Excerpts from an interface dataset

══════════

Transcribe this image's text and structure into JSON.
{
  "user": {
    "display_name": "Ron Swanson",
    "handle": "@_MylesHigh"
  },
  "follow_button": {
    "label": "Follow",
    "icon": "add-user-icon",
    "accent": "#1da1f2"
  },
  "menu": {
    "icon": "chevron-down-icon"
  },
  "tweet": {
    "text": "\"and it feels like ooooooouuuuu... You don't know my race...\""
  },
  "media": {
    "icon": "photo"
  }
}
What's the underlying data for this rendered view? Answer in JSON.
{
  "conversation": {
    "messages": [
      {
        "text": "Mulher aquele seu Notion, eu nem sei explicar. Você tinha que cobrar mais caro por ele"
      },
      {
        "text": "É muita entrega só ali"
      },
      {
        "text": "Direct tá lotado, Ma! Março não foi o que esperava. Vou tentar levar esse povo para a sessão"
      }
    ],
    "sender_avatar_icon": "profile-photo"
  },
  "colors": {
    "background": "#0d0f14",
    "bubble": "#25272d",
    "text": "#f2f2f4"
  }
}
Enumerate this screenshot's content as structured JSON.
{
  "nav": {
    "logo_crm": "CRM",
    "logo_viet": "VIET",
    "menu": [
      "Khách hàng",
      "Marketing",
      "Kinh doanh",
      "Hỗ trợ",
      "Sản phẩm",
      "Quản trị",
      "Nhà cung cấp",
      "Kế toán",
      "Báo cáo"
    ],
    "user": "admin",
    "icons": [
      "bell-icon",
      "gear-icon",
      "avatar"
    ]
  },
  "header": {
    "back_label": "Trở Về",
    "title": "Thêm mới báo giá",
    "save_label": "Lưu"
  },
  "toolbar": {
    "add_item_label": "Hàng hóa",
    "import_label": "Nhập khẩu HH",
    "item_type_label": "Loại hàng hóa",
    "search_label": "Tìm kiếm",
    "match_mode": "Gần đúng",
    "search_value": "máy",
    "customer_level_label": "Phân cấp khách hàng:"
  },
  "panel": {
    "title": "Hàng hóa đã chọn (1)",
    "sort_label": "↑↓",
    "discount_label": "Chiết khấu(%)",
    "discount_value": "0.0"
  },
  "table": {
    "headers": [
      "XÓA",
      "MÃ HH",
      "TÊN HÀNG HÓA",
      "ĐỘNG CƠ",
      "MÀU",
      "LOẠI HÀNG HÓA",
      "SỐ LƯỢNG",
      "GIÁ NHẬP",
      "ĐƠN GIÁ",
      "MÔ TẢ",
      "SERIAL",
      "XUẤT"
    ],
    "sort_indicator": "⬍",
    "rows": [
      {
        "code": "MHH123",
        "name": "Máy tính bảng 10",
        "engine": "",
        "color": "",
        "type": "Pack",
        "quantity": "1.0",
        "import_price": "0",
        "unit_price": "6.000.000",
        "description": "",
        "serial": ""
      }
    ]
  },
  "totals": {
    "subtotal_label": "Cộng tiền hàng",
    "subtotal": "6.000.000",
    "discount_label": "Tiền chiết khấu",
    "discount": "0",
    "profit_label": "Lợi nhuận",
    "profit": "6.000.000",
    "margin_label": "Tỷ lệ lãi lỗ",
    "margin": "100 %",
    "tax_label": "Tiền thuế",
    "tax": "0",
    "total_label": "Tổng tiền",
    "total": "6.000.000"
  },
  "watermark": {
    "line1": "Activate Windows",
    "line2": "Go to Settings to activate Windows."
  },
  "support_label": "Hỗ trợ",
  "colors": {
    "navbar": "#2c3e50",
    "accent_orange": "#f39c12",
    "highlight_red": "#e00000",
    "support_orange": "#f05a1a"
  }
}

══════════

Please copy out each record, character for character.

Transcribe this image's text and structure into JSON.
{
  "user": {
    "display_name": "Ron Swanson",
    "handle": "@_MylesHigh"
  },
  "follow_button": {
    "label": "Follow",
    "icon": "add-user-icon",
    "accent": "#1da1f2"
  },
  "menu": {
    "icon": "chevron-down-icon"
  },
  "tweet": {
    "text": "\"and it feels like ooooooouuuuu... You don't know my race...\""
  },
  "media": {
    "icon": "photo"
  }
}
What's the underlying data for this rendered view? Answer in JSON.
{
  "conversation": {
    "messages": [
      {
        "text": "Mulher aquele seu Notion, eu nem sei explicar. Você tinha que cobrar mais caro por ele"
      },
      {
        "text": "É muita entrega só ali"
      },
      {
        "text": "Direct tá lotado, Ma! Março não foi o que esperava. Vou tentar levar esse povo para a sessão"
      }
    ],
    "sender_avatar_icon": "profile-photo"
  },
  "colors": {
    "background": "#0d0f14",
    "bubble": "#25272d",
    "text": "#f2f2f4"
  }
}
Enumerate this screenshot's content as structured JSON.
{
  "nav": {
    "logo_crm": "CRM",
    "logo_viet": "VIET",
    "menu": [
      "Khách hàng",
      "Marketing",
      "Kinh doanh",
      "Hỗ trợ",
      "Sản phẩm",
      "Quản trị",
      "Nhà cung cấp",
      "Kế toán",
      "Báo cáo"
    ],
    "user": "admin",
    "icons": [
      "bell-icon",
      "gear-icon",
      "avatar"
    ]
  },
  "header": {
    "back_label": "Trở Về",
    "title": "Thêm mới báo giá",
    "save_label": "Lưu"
  },
  "toolbar": {
    "add_item_label": "Hàng hóa",
    "import_label": "Nhập khẩu HH",
    "item_type_label": "Loại hàng hóa",
    "search_label": "Tìm kiếm",
    "match_mode": "Gần đúng",
    "search_value": "máy",
    "customer_level_label": "Phân cấp khách hàng:"
  },
  "panel": {
    "title": "Hàng hóa đã chọn (1)",
    "sort_label": "↑↓",
    "discount_label": "Chiết khấu(%)",
    "discount_value": "0.0"
  },
  "table": {
    "headers": [
      "XÓA",
      "MÃ HH",
      "TÊN HÀNG HÓA",
      "ĐỘNG CƠ",
      "MÀU",
      "LOẠI HÀNG HÓA",
      "SỐ LƯỢNG",
      "GIÁ NHẬP",
      "ĐƠN GIÁ",
      "MÔ TẢ",
      "SERIAL",
      "XUẤT"
    ],
    "sort_indicator": "⬍",
    "rows": [
      {
        "code": "MHH123",
        "name": "Máy tính bảng 10",
        "engine": "",
        "color": "",
        "type": "Pack",
        "quantity": "1.0",
        "import_price": "0",
        "unit_price": "6.000.000",
        "description": "",
        "serial": ""
      }
    ]
  },
  "totals": {
    "subtotal_label": "Cộng tiền hàng",
    "subtotal": "6.000.000",
    "discount_label": "Tiền chiết khấu",
    "discount": "0",
    "profit_label": "Lợi nhuận",
    "profit": "6.000.000",
    "margin_label": "Tỷ lệ lãi lỗ",
    "margin": "100 %",
    "tax_label": "Tiền thuế",
    "tax": "0",
    "total_label": "Tổng tiền",
    "total": "6.000.000"
  },
  "watermark": {
    "line1": "Activate Windows",
    "line2": "Go to Settings to activate Windows."
  },
  "support_label": "Hỗ trợ",
  "colors": {
    "navbar": "#2c3e50",
    "accent_orange": "#f39c12",
    "highlight_red": "#e00000",
    "support_orange": "#f05a1a"
  }
}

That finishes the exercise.